A week before baby was due, we found out Blondie has hemophilia.
I feel like that is a rather straight forward statement, and I am surprised I can say it so easily, but truth be told, it was a relief to find out what was going on.
He has always bruised easily and has had lots of bruises, but initially we weren’t that concerned about it. When he was 18 months old, he broke his leg, and because of his bruising they did some blood work, but it all came back normal. We had an appointment with a pediatrician to inquire about bleeding disorders, but in his opinion a bleeding disorder was unlikely.
Up unto this point, Blondie had had bruising, but no cuts of any sort. Since that appointment he had cut his finger, then cut his forehead in a fall, and bit his tongue twice, and all of these injuries took a long time to heal and required stitches to finally heal properly. We decided we needed to pursue this further when he had a mosquito bite that “dribbled” blood after we swatted the bug away. That most certainly wasn’t “normal”.
So we went back to the doctor’s and were referred to a hematologist. The first appointment was for blood work, with an appointment to discuss the results roughly a month later. My husband took Blondie into the city the day before for the blood work (we live 3 hours away from the hospital), and they were back the next day by noon. Just over an hour after they got back, I got a call from the doctors office saying that they wanted us back the next day to talk about results. At this point my heart was racing and I was jumping to worst-case-scenarios. I asked, “That’s not good, is it??” to which the nurse responded “Well, it’s not like you have to take him to the emergency room or anything, but the doctor wants to see you right away”. That’s all she said.
And did I mention that these appointments are all through the cancer department of the hospital? That does absolutely nothing to set ones heart and mind at ease…
Hanging up the phone, I fell on my knees. As I prayed through the sobs, I knew God was in control, and I fought against the fear that wanted to take over.
The next 24 hours were the longest, hardest, scariest hours I have yet lived.
I first called my husband at work and he cancelled his schedule for the next day and came home early. Then we waited. We prayed. We made it through a restless night. Driving to the city that morning my nerves were fried, and then getting to the office we had to wait some more.
When we were finally called in and thought the wait was over, we were stuck with the resident doctor and had to answer a million questions before we even saw the doctor. Once the doctor came in, he quickly got to the point and told us Blondie has hemophilia.

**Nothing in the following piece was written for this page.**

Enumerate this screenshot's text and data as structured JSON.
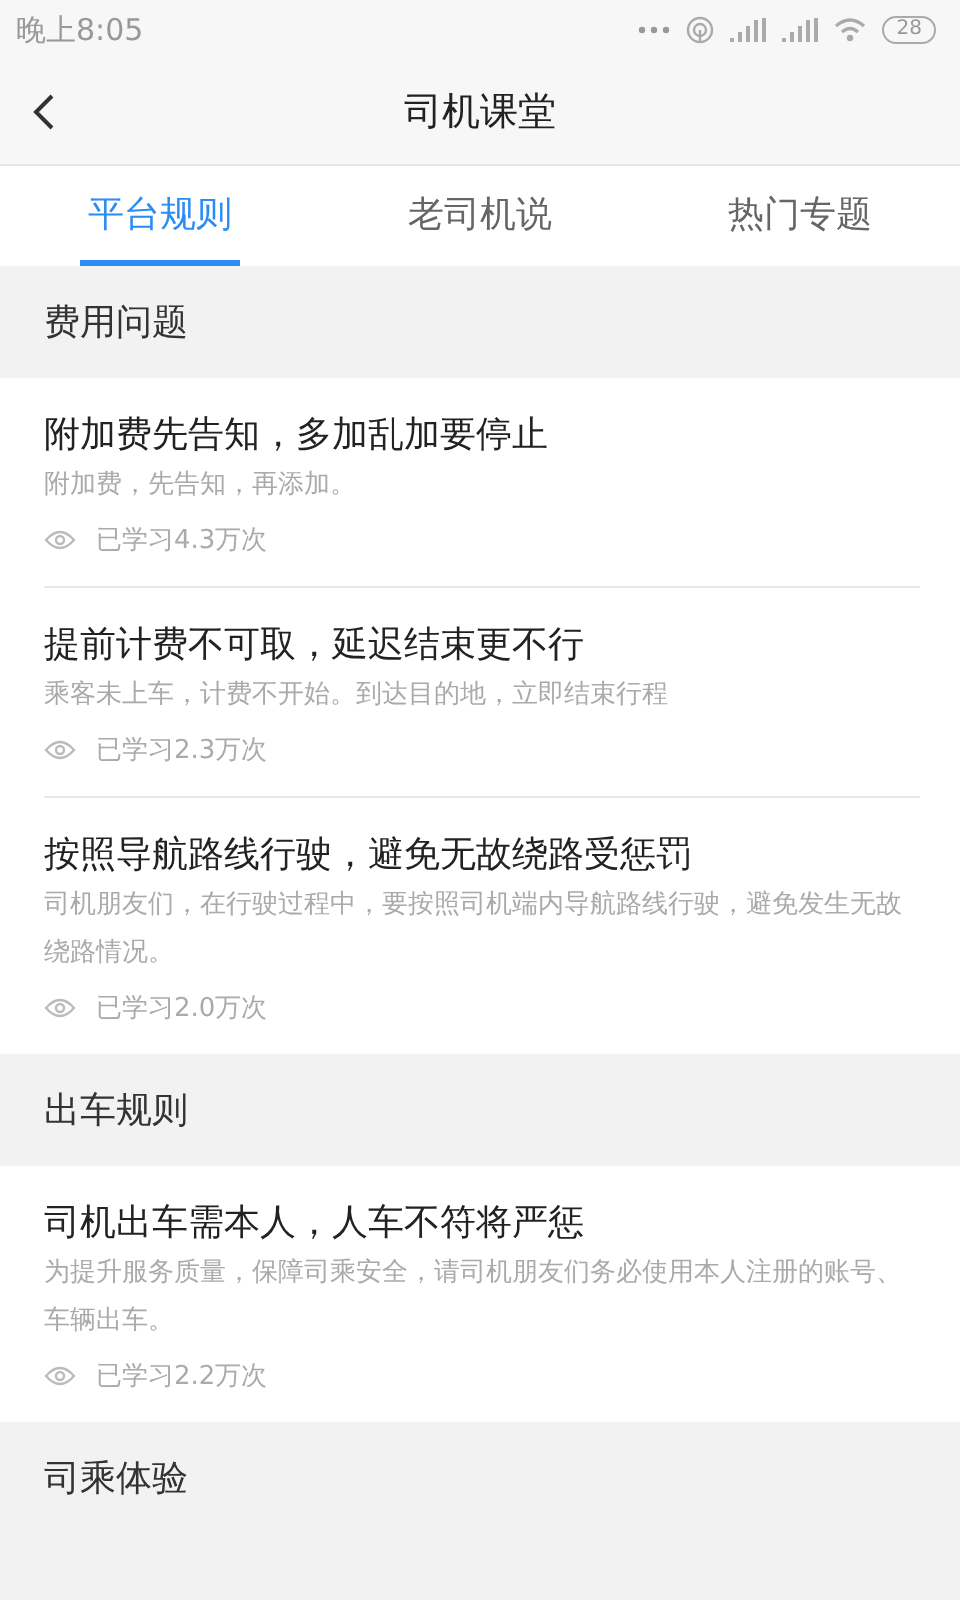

We were surprised.
I remember feeling very stunned.
Since the diagnosis, I have read the stories of other parents finding out their sons have hemophilia, and compared to their experiences ours wasn’t nearly as traumatic. This is for several reasons. One is that he does not have sever hemophilia, he is a moderate hemophiliac, therefore, his symptoms weren’t as bad as they could have been. Second, we knew something was wrong, we just didn’t know exactly what it was, so we were expecting a diagnosis, we just weren’t expecting this.
So what is hemophilia? Hemophilia is a rare bleeding disorder (only 3500 in Canada) in which ones blood does not clot properly. There are two types, A and B, with A being the more common of the two (Blondie has hemophilia A). It is caused by a defect in one of the genes that determines how the body makes clotting factor. This defect results in hemophiliacs having less or no clotting factor (factors are steps in the clotting process). Missing or having less factor (factor 8 for hemophilia A and factor 9 for hemophilia B) means that Blondie bleeds longer than usual because the clotting process cannot be completed properly. He doesn’t bleed more than someone without hemophilia, just longer. It is an inherited disease, but because we have no family history we will be getting some genetic testing done to see if I am a carrier (only women are carriers) or to determine if he has a new mutation (about one third of hemophiliacs are the result of new mutations also known as acquired hemophilia).
I could go on and on with the information we are learning, but I’ll save that for later…
So we are here, now knowing, and working through what that all means.
We most certainly would greatly appreciate your prayers for wisdom, health and discernment in dealing with this condition.
We know that above all, God is in control and knows Blondie has hemophilia and that He is in all things. We aren’t worried about that, but we truly desire our son to know Him and know that God doesn’t make mistakes. We have a long journey ahead of us, but have a peace that carries us.